=== Data for this task ===

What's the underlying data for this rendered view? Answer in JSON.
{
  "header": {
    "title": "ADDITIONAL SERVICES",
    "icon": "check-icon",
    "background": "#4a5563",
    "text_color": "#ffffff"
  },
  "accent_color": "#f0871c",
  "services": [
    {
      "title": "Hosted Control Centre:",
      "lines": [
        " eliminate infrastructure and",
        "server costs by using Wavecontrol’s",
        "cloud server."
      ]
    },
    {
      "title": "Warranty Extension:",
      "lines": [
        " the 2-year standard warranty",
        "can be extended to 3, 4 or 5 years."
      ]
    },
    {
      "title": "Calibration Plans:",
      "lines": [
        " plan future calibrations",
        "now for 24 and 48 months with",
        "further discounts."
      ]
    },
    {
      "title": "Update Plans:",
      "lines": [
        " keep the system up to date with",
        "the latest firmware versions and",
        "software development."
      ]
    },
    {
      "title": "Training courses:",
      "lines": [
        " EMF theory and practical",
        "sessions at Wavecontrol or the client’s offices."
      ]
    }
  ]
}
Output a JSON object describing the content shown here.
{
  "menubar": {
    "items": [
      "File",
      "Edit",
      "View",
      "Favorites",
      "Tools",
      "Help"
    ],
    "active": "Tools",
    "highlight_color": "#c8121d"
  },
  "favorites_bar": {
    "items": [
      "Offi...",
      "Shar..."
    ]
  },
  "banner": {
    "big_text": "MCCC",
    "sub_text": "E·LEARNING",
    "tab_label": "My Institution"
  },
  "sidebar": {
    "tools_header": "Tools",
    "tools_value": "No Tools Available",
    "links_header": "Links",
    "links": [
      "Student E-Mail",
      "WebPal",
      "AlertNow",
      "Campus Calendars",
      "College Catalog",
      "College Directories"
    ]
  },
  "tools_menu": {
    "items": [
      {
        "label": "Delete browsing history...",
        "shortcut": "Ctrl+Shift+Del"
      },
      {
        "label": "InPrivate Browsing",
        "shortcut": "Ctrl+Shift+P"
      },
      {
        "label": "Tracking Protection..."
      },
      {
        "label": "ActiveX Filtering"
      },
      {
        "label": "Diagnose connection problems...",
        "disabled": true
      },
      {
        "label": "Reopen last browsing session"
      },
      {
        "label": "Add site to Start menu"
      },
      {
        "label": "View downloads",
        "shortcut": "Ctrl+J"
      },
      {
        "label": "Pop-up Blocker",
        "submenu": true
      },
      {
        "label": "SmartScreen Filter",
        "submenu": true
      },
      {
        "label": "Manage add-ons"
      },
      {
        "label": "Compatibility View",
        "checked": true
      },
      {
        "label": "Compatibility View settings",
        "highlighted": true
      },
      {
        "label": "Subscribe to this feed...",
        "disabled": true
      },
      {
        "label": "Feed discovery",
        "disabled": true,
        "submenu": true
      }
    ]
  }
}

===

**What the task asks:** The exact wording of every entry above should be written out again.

**Response for this exercise:**
What's the underlying data for this rendered view? Answer in JSON.
{
  "header": {
    "title": "ADDITIONAL SERVICES",
    "icon": "check-icon",
    "background": "#4a5563",
    "text_color": "#ffffff"
  },
  "accent_color": "#f0871c",
  "services": [
    {
      "title": "Hosted Control Centre:",
      "lines": [
        " eliminate infrastructure and",
        "server costs by using Wavecontrol’s",
        "cloud server."
      ]
    },
    {
      "title": "Warranty Extension:",
      "lines": [
        " the 2-year standard warranty",
        "can be extended to 3, 4 or 5 years."
      ]
    },
    {
      "title": "Calibration Plans:",
      "lines": [
        " plan future calibrations",
        "now for 24 and 48 months with",
        "further discounts."
      ]
    },
    {
      "title": "Update Plans:",
      "lines": [
        " keep the system up to date with",
        "the latest firmware versions and",
        "software development."
      ]
    },
    {
      "title": "Training courses:",
      "lines": [
        " EMF theory and practical",
        "sessions at Wavecontrol or the client’s offices."
      ]
    }
  ]
}
Output a JSON object describing the content shown here.
{
  "menubar": {
    "items": [
      "File",
      "Edit",
      "View",
      "Favorites",
      "Tools",
      "Help"
    ],
    "active": "Tools",
    "highlight_color": "#c8121d"
  },
  "favorites_bar": {
    "items": [
      "Offi...",
      "Shar..."
    ]
  },
  "banner": {
    "big_text": "MCCC",
    "sub_text": "E·LEARNING",
    "tab_label": "My Institution"
  },
  "sidebar": {
    "tools_header": "Tools",
    "tools_value": "No Tools Available",
    "links_header": "Links",
    "links": [
      "Student E-Mail",
      "WebPal",
      "AlertNow",
      "Campus Calendars",
      "College Catalog",
      "College Directories"
    ]
  },
  "tools_menu": {
    "items": [
      {
        "label": "Delete browsing history...",
        "shortcut": "Ctrl+Shift+Del"
      },
      {
        "label": "InPrivate Browsing",
        "shortcut": "Ctrl+Shift+P"
      },
      {
        "label": "Tracking Protection..."
      },
      {
        "label": "ActiveX Filtering"
      },
      {
        "label": "Diagnose connection problems...",
        "disabled": true
      },
      {
        "label": "Reopen last browsing session"
      },
      {
        "label": "Add site to Start menu"
      },
      {
        "label": "View downloads",
        "shortcut": "Ctrl+J"
      },
      {
        "label": "Pop-up Blocker",
        "submenu": true
      },
      {
        "label": "SmartScreen Filter",
        "submenu": true
      },
      {
        "label": "Manage add-ons"
      },
      {
        "label": "Compatibility View",
        "checked": true
      },
      {
        "label": "Compatibility View settings",
        "highlighted": true
      },
      {
        "label": "Subscribe to this feed...",
        "disabled": true
      },
      {
        "label": "Feed discovery",
        "disabled": true,
        "submenu": true
      }
    ]
  }
}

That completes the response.